So, how do you get yourself into Ketosis and get the benefits of the Ketogenic Diet.
There are several ways:
Extended fasting eventually burns up glycogen stores (stored glucose in the liver and muscles), requiring the liver to begin converting fatty acids into ketones.
In a similar nature, extending endurance events can induce a state similar to fasting should you use up all available glycogen stores.
2. Make Ketones in-house: Turn yourself into a fat burner with a Ketosis diet
Eating a Ketogenic Diet (Low Carb High Fat) will begin to shift the body from relying on glucose to ketones.
The body can turn carbohydrates into glucose and can even turn protein into glucose, but it can’t turn fat into glucose. Therefore, eating a high fat, low carb, moderate protein diet will require the liver to begin converting fat into fuel.
A general rule of thumb in macro-nutrient ratios is 70% fat, 25% protein, and 5% carbs. This type of ratio will most certainly deplete glucose in the body.
3. Hack it with Ketone Supplements
Based on the work of Dr. Dominic D’agastino at the University of S. Florida, Exogenous Ketones are a new frontier of supplementation for brain and body fuel.
Using these supplements provides ketones that can be used by directly by the body and the brain for a boost in energy and focus.
These supplements provide an immediate benefit of Ketosis from an external supply (rather than being made by the body).
The Ketogenic Lifestyle
Mostly likely, if you want to experience the full benefits of the Ketosis Diet and living the Ketogenic Lifestyle, you’ll use a combo of all three methods to create ketones.

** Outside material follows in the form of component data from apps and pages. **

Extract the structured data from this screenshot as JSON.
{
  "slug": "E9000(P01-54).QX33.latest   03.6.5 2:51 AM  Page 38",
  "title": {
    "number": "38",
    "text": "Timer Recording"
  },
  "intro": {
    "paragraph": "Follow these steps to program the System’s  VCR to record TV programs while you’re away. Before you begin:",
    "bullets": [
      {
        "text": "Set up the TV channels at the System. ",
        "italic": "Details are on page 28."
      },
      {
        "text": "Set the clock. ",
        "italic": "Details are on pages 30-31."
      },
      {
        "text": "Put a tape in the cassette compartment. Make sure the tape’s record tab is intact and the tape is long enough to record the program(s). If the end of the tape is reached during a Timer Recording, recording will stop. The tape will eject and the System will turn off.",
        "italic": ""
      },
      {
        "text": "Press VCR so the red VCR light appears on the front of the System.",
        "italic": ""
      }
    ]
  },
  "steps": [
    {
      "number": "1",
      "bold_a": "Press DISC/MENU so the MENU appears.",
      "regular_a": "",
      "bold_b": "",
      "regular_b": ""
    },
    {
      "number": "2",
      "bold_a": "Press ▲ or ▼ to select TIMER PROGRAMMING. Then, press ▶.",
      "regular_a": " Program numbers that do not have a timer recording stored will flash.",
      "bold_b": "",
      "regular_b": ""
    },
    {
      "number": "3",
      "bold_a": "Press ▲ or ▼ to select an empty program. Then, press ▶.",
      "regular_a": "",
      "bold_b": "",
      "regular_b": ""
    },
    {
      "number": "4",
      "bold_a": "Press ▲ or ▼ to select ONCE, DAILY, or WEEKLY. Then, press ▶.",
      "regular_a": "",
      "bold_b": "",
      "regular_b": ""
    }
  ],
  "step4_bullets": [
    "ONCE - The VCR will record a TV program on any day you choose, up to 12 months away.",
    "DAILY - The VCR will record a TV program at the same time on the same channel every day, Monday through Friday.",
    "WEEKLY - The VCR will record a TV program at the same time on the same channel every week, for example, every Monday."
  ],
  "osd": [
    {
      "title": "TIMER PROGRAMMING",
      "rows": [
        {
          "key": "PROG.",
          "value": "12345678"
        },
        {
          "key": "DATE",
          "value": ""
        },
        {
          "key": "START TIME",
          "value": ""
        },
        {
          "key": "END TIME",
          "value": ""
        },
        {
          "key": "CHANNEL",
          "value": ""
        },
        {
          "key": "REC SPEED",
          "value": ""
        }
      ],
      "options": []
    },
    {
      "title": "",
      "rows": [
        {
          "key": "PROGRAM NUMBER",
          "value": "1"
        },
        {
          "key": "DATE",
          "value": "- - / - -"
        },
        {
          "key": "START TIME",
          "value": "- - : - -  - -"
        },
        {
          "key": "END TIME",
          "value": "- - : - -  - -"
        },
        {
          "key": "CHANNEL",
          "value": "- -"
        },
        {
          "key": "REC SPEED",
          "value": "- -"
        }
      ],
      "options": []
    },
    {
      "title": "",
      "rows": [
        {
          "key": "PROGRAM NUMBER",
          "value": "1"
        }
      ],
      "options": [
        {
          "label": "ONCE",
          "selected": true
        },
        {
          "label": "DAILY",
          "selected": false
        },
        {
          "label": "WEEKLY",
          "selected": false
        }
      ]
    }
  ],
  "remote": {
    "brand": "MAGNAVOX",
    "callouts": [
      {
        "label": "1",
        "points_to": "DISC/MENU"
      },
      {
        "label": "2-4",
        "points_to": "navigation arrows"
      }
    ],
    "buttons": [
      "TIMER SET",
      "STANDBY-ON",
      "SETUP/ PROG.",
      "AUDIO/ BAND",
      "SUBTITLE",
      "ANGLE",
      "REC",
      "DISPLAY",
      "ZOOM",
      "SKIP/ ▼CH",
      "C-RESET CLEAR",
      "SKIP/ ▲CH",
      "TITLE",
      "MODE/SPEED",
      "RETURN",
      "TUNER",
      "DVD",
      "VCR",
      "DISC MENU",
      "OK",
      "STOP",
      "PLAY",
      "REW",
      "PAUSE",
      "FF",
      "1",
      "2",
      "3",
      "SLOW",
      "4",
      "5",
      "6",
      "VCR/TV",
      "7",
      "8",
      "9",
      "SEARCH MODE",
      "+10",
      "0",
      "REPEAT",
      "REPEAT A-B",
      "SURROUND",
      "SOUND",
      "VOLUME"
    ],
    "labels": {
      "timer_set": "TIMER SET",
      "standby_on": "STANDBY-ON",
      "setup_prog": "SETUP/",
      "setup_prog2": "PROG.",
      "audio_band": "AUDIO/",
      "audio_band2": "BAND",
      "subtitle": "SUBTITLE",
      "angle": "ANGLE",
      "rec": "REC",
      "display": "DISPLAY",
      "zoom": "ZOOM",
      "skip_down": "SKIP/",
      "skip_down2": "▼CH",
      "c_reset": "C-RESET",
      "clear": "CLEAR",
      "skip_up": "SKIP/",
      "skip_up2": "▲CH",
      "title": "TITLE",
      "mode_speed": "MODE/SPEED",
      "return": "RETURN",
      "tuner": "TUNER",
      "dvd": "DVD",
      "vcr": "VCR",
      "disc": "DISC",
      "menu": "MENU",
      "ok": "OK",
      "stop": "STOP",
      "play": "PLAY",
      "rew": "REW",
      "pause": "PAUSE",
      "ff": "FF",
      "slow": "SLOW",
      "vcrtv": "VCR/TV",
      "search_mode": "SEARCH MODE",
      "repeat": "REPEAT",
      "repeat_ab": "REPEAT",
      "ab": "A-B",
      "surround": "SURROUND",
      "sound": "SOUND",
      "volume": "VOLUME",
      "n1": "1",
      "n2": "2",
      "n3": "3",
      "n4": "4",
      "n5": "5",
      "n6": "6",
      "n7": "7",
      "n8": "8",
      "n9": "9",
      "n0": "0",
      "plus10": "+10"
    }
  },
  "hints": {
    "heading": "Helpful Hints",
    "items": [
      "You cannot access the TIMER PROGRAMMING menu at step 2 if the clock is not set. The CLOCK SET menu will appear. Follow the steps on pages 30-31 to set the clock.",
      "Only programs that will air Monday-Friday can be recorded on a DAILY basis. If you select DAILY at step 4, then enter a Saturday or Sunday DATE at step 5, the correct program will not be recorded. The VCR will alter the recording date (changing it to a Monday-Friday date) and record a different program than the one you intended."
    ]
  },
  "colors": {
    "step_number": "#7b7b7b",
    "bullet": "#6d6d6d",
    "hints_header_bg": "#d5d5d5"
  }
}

Experiencing Keto and becoming Keto-adapted are two different things.
Experiencing Keto can occur from supplementing with Ketones and Fasting, becoming a Keto-Adapted means you will have to eat the ketogenic diet for several weeks to several months. This will ultimately switch your body and brain to use ketones naturally.
So what do you eat on the Ketosis Diet?
- Grass-Fed Beef
- Whole Eggs
- Coconut oil
- Fatty Meats
- Non-Starchy Carbs
Look for more info on this site for diet ideas in my Recipes Section.
Common Mistakes people make on the Ketosis Diet:
Not drinking enough water- lowering carbs forces water out of the body
Not consuming enough salt/mineral- with the flush from the body, you’ll also lose sodium & minerals
Not eating enough fat- you have to consume enough fat for the body to function and use for ketones
Why Ketosis? What are the Benefits?
It can be great for weight loss & body composition
Sharper and clearer brain & thinking
Avoid that crash – no longer “hangry” because you don’t experience the blood sugar fluctuations
Increased Insulin sensitivity
What’s great about this diet is the food tastes great, not like a typical diet, you will not be eating so called “Health Food” found in boxes and bags- which is probably some of the most unhealthy stuff you can eat.
The Ketosis diet is not for everyone- but it might be for you – The most important thing you should do is not listen to anyone that says this or any diet is the only best way. The purpose of this post is to help you understand Ketosis as an option for you.
Also- choosing the Ketosis Diet is not something you can do for a week. You have to give it at least a 30 day trial to see how it works for you. You should decide for yourself- become your own judge if Ketosis works for you.
Leave any comments, thoughts, or questions you might have.